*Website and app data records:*
┄┄┄┄┄┄┄┄┄┄┄┄┄┄┄┄┄┄┄┄

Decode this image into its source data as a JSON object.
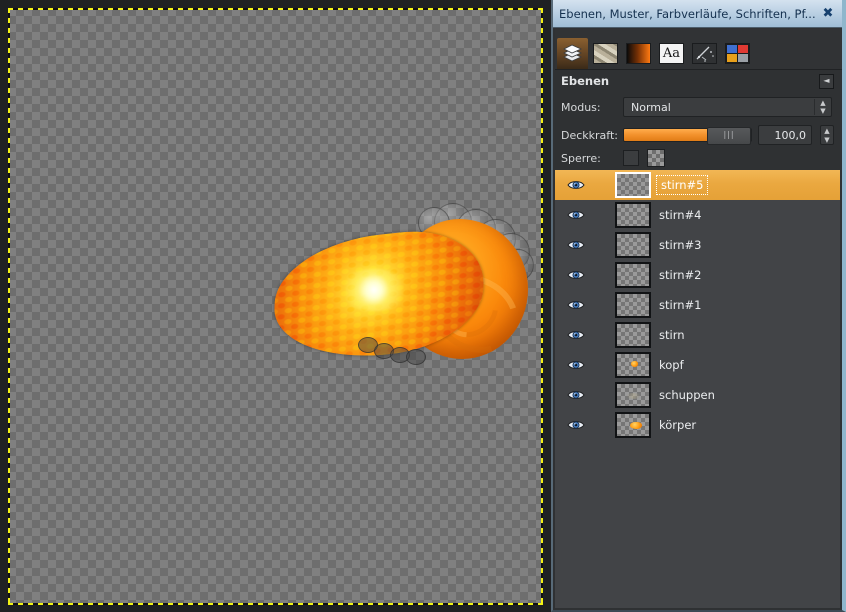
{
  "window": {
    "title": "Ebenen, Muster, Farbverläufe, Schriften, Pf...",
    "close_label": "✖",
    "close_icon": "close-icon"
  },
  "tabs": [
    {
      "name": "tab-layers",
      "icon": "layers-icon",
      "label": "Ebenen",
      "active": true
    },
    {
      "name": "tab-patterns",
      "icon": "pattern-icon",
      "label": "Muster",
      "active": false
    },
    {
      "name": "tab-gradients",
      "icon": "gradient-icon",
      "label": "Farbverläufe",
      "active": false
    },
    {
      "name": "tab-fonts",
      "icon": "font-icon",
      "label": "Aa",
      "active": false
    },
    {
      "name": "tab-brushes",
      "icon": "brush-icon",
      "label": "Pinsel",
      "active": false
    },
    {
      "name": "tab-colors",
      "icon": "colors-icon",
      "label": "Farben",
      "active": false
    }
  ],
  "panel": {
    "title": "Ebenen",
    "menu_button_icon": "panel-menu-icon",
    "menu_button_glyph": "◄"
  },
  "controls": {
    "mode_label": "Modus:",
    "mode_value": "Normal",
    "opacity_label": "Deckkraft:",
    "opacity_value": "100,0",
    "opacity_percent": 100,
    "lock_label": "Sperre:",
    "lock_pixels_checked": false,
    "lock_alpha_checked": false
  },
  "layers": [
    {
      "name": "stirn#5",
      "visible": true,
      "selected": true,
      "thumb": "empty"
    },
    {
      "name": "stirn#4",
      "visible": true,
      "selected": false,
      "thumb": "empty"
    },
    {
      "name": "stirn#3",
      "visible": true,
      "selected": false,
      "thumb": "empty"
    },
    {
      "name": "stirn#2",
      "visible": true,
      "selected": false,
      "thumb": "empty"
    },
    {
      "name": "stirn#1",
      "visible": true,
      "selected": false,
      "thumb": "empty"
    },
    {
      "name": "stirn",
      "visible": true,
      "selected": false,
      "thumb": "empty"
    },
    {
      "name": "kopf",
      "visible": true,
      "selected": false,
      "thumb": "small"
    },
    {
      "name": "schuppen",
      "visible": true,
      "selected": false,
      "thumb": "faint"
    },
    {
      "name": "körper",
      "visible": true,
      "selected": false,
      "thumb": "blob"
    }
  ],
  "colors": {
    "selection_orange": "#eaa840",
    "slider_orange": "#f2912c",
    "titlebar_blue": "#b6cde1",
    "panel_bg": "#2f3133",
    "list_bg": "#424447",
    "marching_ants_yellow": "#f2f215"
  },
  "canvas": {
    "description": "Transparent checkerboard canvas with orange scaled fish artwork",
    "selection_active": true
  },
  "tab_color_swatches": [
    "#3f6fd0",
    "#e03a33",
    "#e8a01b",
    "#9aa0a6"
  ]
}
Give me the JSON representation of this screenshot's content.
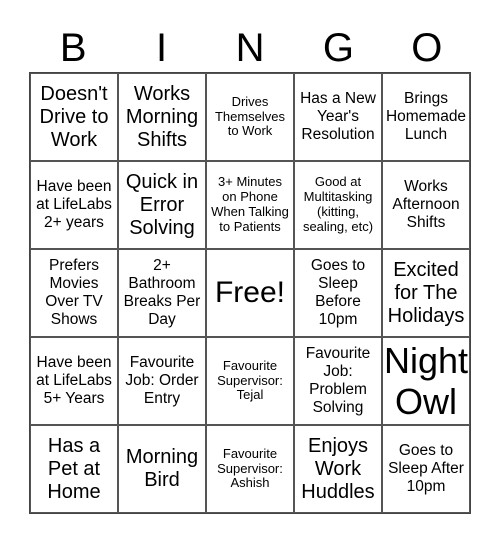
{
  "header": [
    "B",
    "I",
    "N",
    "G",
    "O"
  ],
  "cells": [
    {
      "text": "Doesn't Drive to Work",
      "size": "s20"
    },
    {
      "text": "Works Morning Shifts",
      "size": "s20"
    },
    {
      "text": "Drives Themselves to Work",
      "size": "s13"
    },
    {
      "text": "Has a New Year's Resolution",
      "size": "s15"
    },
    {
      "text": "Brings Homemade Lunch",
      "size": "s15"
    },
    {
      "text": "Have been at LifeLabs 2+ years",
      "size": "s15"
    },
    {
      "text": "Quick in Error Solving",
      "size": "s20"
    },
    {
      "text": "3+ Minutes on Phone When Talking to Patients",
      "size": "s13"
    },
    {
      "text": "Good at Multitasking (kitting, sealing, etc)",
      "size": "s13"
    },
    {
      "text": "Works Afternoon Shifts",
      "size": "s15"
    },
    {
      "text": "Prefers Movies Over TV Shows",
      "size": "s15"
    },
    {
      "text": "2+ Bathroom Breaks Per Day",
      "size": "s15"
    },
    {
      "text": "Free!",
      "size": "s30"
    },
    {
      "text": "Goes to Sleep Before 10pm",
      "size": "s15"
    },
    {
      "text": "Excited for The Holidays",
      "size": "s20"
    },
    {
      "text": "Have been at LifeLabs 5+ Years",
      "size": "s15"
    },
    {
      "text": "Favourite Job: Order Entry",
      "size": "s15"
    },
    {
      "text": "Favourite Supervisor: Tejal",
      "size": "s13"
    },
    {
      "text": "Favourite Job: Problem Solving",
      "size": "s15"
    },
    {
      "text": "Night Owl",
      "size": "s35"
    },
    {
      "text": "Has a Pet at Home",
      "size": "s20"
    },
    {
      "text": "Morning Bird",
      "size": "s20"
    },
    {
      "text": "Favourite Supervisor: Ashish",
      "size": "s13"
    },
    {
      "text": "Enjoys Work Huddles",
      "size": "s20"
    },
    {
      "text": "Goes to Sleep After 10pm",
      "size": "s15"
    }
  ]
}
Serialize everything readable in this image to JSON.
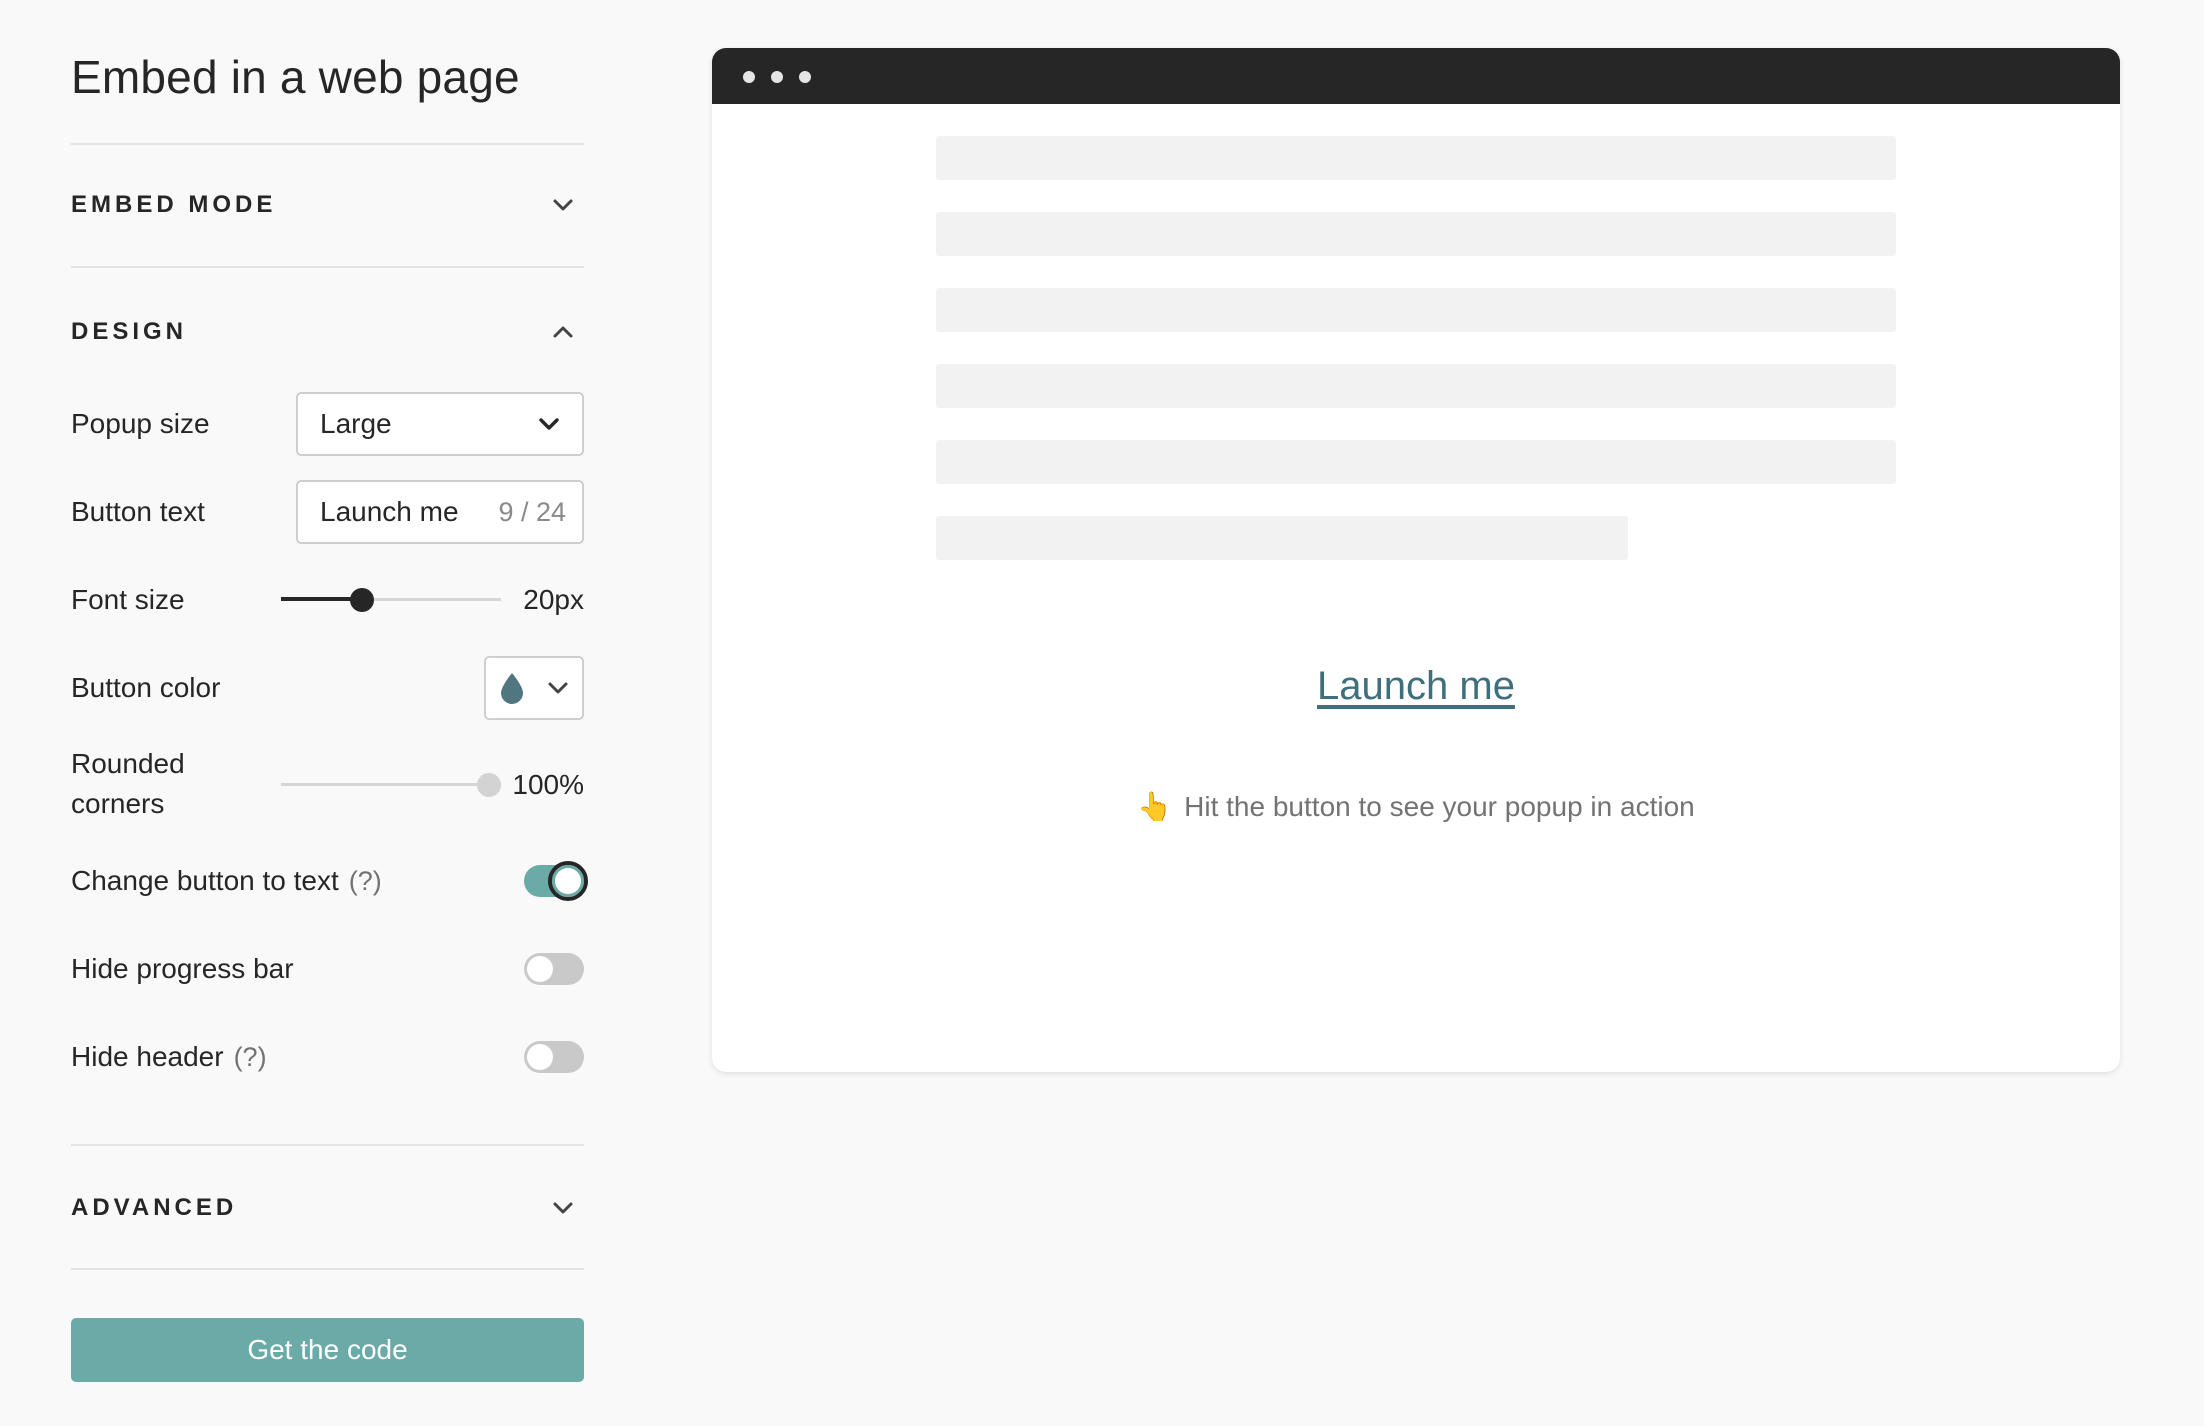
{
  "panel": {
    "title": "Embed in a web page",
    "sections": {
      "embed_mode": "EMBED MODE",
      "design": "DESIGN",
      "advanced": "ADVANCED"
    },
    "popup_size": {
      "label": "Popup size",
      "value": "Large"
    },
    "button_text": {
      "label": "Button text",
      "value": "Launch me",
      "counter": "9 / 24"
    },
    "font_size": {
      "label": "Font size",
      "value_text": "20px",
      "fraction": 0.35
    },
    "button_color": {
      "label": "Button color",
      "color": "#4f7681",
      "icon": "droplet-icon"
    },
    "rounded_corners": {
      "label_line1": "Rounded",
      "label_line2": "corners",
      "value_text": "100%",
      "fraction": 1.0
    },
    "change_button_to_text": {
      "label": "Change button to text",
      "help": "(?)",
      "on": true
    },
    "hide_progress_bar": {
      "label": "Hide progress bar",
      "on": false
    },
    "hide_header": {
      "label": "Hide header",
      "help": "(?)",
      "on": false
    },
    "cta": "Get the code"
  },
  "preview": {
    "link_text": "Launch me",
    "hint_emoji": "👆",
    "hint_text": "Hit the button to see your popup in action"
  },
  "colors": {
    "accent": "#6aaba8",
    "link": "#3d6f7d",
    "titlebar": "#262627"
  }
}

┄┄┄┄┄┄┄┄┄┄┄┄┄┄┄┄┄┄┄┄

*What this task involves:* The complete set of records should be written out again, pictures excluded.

*Solution to the problem:*
Decode this image into its source data as a JSON object.
{
  "window": {
    "title": "Ebenen, Muster, Farbverläufe, Schriften, Pf...",
    "close_label": "✖",
    "close_icon": "close-icon"
  },
  "tabs": [
    {
      "name": "tab-layers",
      "icon": "layers-icon",
      "label": "Ebenen",
      "active": true
    },
    {
      "name": "tab-patterns",
      "icon": "pattern-icon",
      "label": "Muster",
      "active": false
    },
    {
      "name": "tab-gradients",
      "icon": "gradient-icon",
      "label": "Farbverläufe",
      "active": false
    },
    {
      "name": "tab-fonts",
      "icon": "font-icon",
      "label": "Aa",
      "active": false
    },
    {
      "name": "tab-brushes",
      "icon": "brush-icon",
      "label": "Pinsel",
      "active": false
    },
    {
      "name": "tab-colors",
      "icon": "colors-icon",
      "label": "Farben",
      "active": false
    }
  ],
  "panel": {
    "title": "Ebenen",
    "menu_button_icon": "panel-menu-icon",
    "menu_button_glyph": "◄"
  },
  "controls": {
    "mode_label": "Modus:",
    "mode_value": "Normal",
    "opacity_label": "Deckkraft:",
    "opacity_value": "100,0",
    "opacity_percent": 100,
    "lock_label": "Sperre:",
    "lock_pixels_checked": false,
    "lock_alpha_checked": false
  },
  "layers": [
    {
      "name": "stirn#5",
      "visible": true,
      "selected": true,
      "thumb": "empty"
    },
    {
      "name": "stirn#4",
      "visible": true,
      "selected": false,
      "thumb": "empty"
    },
    {
      "name": "stirn#3",
      "visible": true,
      "selected": false,
      "thumb": "empty"
    },
    {
      "name": "stirn#2",
      "visible": true,
      "selected": false,
      "thumb": "empty"
    },
    {
      "name": "stirn#1",
      "visible": true,
      "selected": false,
      "thumb": "empty"
    },
    {
      "name": "stirn",
      "visible": true,
      "selected": false,
      "thumb": "empty"
    },
    {
      "name": "kopf",
      "visible": true,
      "selected": false,
      "thumb": "small"
    },
    {
      "name": "schuppen",
      "visible": true,
      "selected": false,
      "thumb": "faint"
    },
    {
      "name": "körper",
      "visible": true,
      "selected": false,
      "thumb": "blob"
    }
  ],
  "colors": {
    "selection_orange": "#eaa840",
    "slider_orange": "#f2912c",
    "titlebar_blue": "#b6cde1",
    "panel_bg": "#2f3133",
    "list_bg": "#424447",
    "marching_ants_yellow": "#f2f215"
  },
  "canvas": {
    "description": "Transparent checkerboard canvas with orange scaled fish artwork",
    "selection_active": true
  },
  "tab_color_swatches": [
    "#3f6fd0",
    "#e03a33",
    "#e8a01b",
    "#9aa0a6"
  ]
}
Give me the JSON representation of this screenshot's content.
{
  "header": [
    "B",
    "I",
    "N",
    "G",
    "O"
  ],
  "cells": [
    {
      "text": "Doesn't Drive to Work",
      "size": "s20"
    },
    {
      "text": "Works Morning Shifts",
      "size": "s20"
    },
    {
      "text": "Drives Themselves to Work",
      "size": "s13"
    },
    {
      "text": "Has a New Year's Resolution",
      "size": "s15"
    },
    {
      "text": "Brings Homemade Lunch",
      "size": "s15"
    },
    {
      "text": "Have been at LifeLabs 2+ years",
      "size": "s15"
    },
    {
      "text": "Quick in Error Solving",
      "size": "s20"
    },
    {
      "text": "3+ Minutes on Phone When Talking to Patients",
      "size": "s13"
    },
    {
      "text": "Good at Multitasking (kitting, sealing, etc)",
      "size": "s13"
    },
    {
      "text": "Works Afternoon Shifts",
      "size": "s15"
    },
    {
      "text": "Prefers Movies Over TV Shows",
      "size": "s15"
    },
    {
      "text": "2+ Bathroom Breaks Per Day",
      "size": "s15"
    },
    {
      "text": "Free!",
      "size": "s30"
    },
    {
      "text": "Goes to Sleep Before 10pm",
      "size": "s15"
    },
    {
      "text": "Excited for The Holidays",
      "size": "s20"
    },
    {
      "text": "Have been at LifeLabs 5+ Years",
      "size": "s15"
    },
    {
      "text": "Favourite Job: Order Entry",
      "size": "s15"
    },
    {
      "text": "Favourite Supervisor: Tejal",
      "size": "s13"
    },
    {
      "text": "Favourite Job: Problem Solving",
      "size": "s15"
    },
    {
      "text": "Night Owl",
      "size": "s35"
    },
    {
      "text": "Has a Pet at Home",
      "size": "s20"
    },
    {
      "text": "Morning Bird",
      "size": "s20"
    },
    {
      "text": "Favourite Supervisor: Ashish",
      "size": "s13"
    },
    {
      "text": "Enjoys Work Huddles",
      "size": "s20"
    },
    {
      "text": "Goes to Sleep After 10pm",
      "size": "s15"
    }
  ]
}
Serialize everything readable in this image to JSON.
{
  "panel": {
    "title": "Embed in a web page",
    "sections": {
      "embed_mode": "EMBED MODE",
      "design": "DESIGN",
      "advanced": "ADVANCED"
    },
    "popup_size": {
      "label": "Popup size",
      "value": "Large"
    },
    "button_text": {
      "label": "Button text",
      "value": "Launch me",
      "counter": "9 / 24"
    },
    "font_size": {
      "label": "Font size",
      "value_text": "20px",
      "fraction": 0.35
    },
    "button_color": {
      "label": "Button color",
      "color": "#4f7681",
      "icon": "droplet-icon"
    },
    "rounded_corners": {
      "label_line1": "Rounded",
      "label_line2": "corners",
      "value_text": "100%",
      "fraction": 1.0
    },
    "change_button_to_text": {
      "label": "Change button to text",
      "help": "(?)",
      "on": true
    },
    "hide_progress_bar": {
      "label": "Hide progress bar",
      "on": false
    },
    "hide_header": {
      "label": "Hide header",
      "help": "(?)",
      "on": false
    },
    "cta": "Get the code"
  },
  "preview": {
    "link_text": "Launch me",
    "hint_emoji": "👆",
    "hint_text": "Hit the button to see your popup in action"
  },
  "colors": {
    "accent": "#6aaba8",
    "link": "#3d6f7d",
    "titlebar": "#262627"
  }
}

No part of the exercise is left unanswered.